What is junk mail?
Junk mail, aka unsolicited mail or direct mail, consists of all the credit card offers, catalogs, flyers, coupons, and other mailings that you didn’t ask for and don’t want.
Why should I care about junk mail?
Junk mail comes at a huge cost to our quality of life. Sorting, reading, and recycling junk mail takes time away from your daily activities. Senders of junk mail endanger your privacy by sharing your name, address, and purchasing habits with marketers. Junk mail fills your mailbox with credit card offers and other mailings that could put your identity at risk if in the wrong hands. Junk mail also results in clutter, yet another blow against a simpler, less wasteful life. An estimated 100 million trees are cut down each year for the production of junk mail, with almost 130 billion pieces of junk mail sent by the USPS in 2021. We have the power to reverse all of these negative impacts by simply choosing to receive only the mail we want.
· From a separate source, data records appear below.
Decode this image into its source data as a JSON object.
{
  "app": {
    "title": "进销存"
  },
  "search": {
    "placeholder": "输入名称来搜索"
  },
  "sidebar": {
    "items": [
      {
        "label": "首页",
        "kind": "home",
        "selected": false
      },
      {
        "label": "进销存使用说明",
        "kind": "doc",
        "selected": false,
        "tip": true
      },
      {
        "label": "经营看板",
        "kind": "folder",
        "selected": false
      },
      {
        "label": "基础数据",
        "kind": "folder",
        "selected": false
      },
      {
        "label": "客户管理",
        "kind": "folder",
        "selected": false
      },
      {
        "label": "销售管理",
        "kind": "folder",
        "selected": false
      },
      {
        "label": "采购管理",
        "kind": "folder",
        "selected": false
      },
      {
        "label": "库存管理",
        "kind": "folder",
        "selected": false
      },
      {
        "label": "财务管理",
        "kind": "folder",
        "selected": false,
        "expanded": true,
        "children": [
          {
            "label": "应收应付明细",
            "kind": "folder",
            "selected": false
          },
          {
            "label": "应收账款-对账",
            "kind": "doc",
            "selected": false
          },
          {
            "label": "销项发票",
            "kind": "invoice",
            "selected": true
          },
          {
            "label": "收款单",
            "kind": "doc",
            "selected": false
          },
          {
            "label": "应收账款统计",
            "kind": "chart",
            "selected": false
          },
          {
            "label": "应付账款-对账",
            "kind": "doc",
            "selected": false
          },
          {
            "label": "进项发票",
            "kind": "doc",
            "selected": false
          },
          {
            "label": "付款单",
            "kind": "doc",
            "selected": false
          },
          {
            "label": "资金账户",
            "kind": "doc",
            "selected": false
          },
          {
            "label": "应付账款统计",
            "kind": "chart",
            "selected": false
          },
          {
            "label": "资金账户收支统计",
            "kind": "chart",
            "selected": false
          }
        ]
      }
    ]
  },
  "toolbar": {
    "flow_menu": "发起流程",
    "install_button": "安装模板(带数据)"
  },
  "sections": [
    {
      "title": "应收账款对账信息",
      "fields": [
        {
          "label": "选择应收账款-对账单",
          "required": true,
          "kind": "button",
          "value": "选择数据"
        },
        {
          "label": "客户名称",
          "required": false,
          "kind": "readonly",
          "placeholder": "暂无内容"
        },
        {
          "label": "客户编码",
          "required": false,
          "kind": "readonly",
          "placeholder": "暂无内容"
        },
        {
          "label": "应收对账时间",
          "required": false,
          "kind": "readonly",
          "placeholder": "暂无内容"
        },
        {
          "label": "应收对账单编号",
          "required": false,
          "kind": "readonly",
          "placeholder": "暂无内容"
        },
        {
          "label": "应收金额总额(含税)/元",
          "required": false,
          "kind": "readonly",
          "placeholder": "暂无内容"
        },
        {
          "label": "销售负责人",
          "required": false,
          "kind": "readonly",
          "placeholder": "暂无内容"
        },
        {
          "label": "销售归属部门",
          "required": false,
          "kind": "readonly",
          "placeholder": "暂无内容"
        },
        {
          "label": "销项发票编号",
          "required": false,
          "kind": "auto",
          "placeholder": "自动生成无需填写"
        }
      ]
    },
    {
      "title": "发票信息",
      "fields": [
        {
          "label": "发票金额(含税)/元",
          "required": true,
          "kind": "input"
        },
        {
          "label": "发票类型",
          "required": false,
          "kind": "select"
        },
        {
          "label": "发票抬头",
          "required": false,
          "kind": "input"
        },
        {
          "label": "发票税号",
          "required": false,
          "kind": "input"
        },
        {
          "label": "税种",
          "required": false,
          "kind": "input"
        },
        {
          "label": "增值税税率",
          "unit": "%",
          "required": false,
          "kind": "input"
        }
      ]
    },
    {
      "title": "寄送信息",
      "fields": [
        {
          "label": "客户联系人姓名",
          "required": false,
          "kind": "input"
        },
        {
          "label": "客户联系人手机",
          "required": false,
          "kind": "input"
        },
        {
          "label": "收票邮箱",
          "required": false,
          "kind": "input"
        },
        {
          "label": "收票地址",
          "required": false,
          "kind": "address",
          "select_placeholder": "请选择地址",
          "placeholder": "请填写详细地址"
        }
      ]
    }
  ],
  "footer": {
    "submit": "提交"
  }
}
Junk Mail Facts
While digital marketing has no doubt exploded in recent decades, printed direct mail still accounts for billions spent in marketing dollars in the US. Here are some facts and statistics about the prevalence of printed direct mail in marketing today:
- In 2021, the United States Postal Service mailed 128.9 billion pieces of direct mail.
- The USPS has made billions of dollars off its direct marketing services: In 2021 alone the USPS made almost $15 billion of revenue in Marketing Mail alone.
- Junk mail is truly unwanted: In 2017, only 2.9% of prospective customers (i.e., those who had not yet purchased anything from the direct mailer) responded to direct mail sent via USPS.
Support legislation to reduce junk mail and other unwanted solicitation
Many states are considering legislation to create “do not mail” registries similar to the current “do not call” lists. Find updates on proposed state “do not mail” registry bills.
Seattle, Washington, is the first US city to regulate the distribution of unwanted phone books. Residents and businesses can unsubscribe from phone books and distributors must honor these requests. Phone book distributors will pay the city 14 cents per book annually to cover the city’s costs for managing phone books, based on the product stewardship principle of holding manufacturers responsible for covering the costs to recycle their end-of-life products.
San Francisco, California, now requires that phone books can only be delivered to residents and businesses who wish to receive the phone books, and prohibits the common practice of dropping unsolicited phone books on every doorstep in the city.